Talks with Treasury yielding 'absolutely no progress'

Israel Medical Association decides to apply further sanctions; only urgent surgery to treat cancer patients will be performed.

YA’ACOV LITZMAN (photo credit: (Ariel Jerozolimski)
YA’ACOV LITZMAN
(photo credit: (Ariel Jerozolimski)
With “absolutely no progress” from discussions with the Treasury on Thursday, the Israel Medical Association decided to apply sanctions next week, as on Tuesday and Wednesday of this week.
Doctors’ assemblies will be held on Sunday morning, but hospital and health fund services will be normal.
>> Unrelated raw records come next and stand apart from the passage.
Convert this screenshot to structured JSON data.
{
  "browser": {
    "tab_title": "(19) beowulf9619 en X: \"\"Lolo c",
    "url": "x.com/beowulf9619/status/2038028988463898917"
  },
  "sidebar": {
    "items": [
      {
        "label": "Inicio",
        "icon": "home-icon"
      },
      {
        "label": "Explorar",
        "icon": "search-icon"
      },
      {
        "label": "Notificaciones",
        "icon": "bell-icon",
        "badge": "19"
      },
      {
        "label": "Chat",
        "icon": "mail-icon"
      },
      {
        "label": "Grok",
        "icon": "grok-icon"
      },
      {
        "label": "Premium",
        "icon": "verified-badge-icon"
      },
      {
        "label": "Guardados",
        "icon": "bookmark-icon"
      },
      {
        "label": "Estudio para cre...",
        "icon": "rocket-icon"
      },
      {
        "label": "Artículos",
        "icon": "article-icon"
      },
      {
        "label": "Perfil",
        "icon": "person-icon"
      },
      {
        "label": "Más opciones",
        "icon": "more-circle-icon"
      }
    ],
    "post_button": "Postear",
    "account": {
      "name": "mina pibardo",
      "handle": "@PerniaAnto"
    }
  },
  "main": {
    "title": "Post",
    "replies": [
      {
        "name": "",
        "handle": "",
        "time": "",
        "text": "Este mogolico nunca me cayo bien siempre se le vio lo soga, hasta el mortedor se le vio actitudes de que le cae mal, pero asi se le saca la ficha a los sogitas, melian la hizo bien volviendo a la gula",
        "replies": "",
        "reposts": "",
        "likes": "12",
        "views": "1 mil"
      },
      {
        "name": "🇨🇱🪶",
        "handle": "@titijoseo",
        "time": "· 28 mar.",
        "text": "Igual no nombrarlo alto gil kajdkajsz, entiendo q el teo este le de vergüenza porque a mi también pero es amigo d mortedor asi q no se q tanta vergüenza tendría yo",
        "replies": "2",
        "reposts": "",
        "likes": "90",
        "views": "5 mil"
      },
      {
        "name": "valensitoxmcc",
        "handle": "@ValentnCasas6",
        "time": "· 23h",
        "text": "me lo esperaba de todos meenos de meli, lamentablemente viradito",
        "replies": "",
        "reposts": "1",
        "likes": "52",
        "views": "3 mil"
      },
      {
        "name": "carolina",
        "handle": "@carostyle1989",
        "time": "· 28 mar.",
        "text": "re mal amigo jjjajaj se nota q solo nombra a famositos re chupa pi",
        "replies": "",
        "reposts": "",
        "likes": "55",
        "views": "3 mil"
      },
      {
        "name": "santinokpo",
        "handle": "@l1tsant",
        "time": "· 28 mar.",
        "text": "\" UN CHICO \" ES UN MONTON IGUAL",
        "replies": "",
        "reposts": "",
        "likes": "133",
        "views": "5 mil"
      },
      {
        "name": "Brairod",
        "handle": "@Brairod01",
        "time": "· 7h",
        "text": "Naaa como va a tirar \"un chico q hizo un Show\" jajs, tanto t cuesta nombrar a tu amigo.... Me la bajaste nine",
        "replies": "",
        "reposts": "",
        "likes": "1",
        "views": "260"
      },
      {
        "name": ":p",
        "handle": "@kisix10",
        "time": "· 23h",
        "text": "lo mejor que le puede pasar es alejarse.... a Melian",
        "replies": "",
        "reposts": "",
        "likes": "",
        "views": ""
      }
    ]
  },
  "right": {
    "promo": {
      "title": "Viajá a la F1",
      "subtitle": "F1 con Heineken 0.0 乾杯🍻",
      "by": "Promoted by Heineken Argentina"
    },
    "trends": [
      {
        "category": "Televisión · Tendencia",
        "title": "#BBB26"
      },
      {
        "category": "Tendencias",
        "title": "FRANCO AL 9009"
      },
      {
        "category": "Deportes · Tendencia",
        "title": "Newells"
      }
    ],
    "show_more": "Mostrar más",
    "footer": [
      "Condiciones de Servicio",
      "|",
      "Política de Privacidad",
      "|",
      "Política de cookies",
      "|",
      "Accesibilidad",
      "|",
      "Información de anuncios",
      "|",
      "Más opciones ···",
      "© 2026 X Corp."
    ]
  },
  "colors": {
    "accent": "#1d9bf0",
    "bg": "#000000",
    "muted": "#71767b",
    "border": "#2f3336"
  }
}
But on Monday and Tuesday, only urgent surgery to treat cancer patients and no elective surgery will be performed.
Other services will continue in the hospitals.
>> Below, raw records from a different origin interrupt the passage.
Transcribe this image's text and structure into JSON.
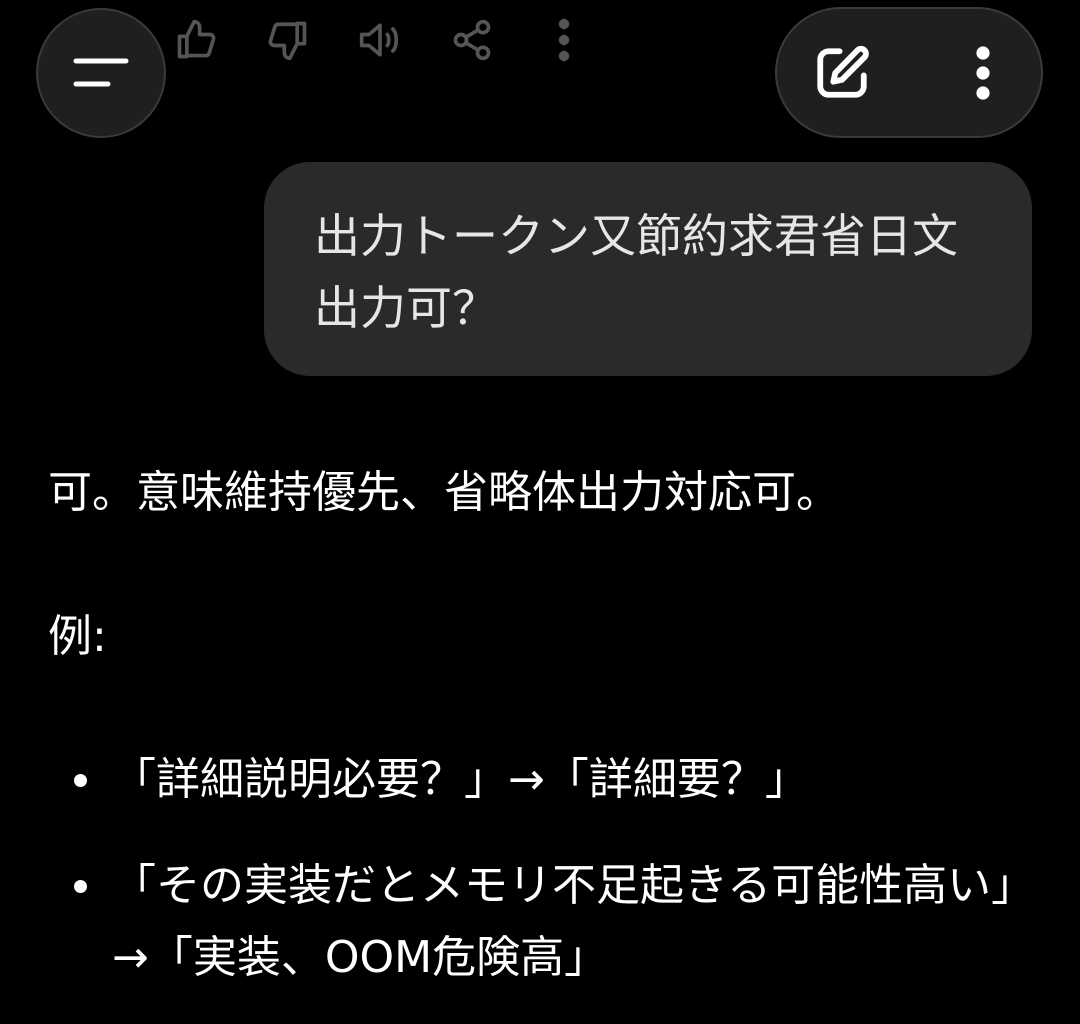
{
  "header": {
    "action_icons": [
      "thumb-up-icon",
      "thumb-down-icon",
      "speaker-icon",
      "share-icon",
      "more-vertical-icon"
    ],
    "menu_icon": "menu-icon",
    "new_chat_icon": "edit-icon",
    "overflow_icon": "more-vertical-icon"
  },
  "conversation": {
    "user_message": "出力トークン又節約求君省日文出力可？",
    "assistant": {
      "intro": "可。意味維持優先、省略体出力対応可。",
      "example_label": "例:",
      "examples": [
        "「詳細説明必要？」→「詳細要？」",
        "「その実装だとメモリ不足起きる可能性高い」→「実装、OOM危険高」"
      ]
    }
  },
  "colors": {
    "background": "#000000",
    "bubble": "#2a2a2a",
    "button": "#1f1f1f",
    "text": "#ffffff"
  }
}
On Wednesday, all public hospitals in the country will operate according to reduced Shabbat schedules, with outpatient clinics closed as well, except for urgent outpatient and inpatient cases approved by special committees.
The Finance Ministry said in a statement on Thursday that the announcement by the Israel Medical Association had proved that it still “hasn’t renounced its intent to institute private medical services in public-sector hospitals [Sharap].”
The Treasury reiterated its call on the IMA to return to the negotiating table and focus on the discussions on cutting the gaps between the wages of younger doctors and of veteran doctors.

However, the IMA said the Treasury was spreading “misinformation” by making it seem as though the sanctions were all about the doctors’ “desire” for Sharap, when in fact it hasn’t been raised by the doctors but rather by Deputy Health Minister Ya’acov Litzman as a “solution” for the ills of the health system.
Meanwhile, 250 medical students from around the country will join Friday’s Tel Aviv Marathon as a run to protest against the crisis and to demand that public medicine “be saved and doctors be given fair wages for their efforts.”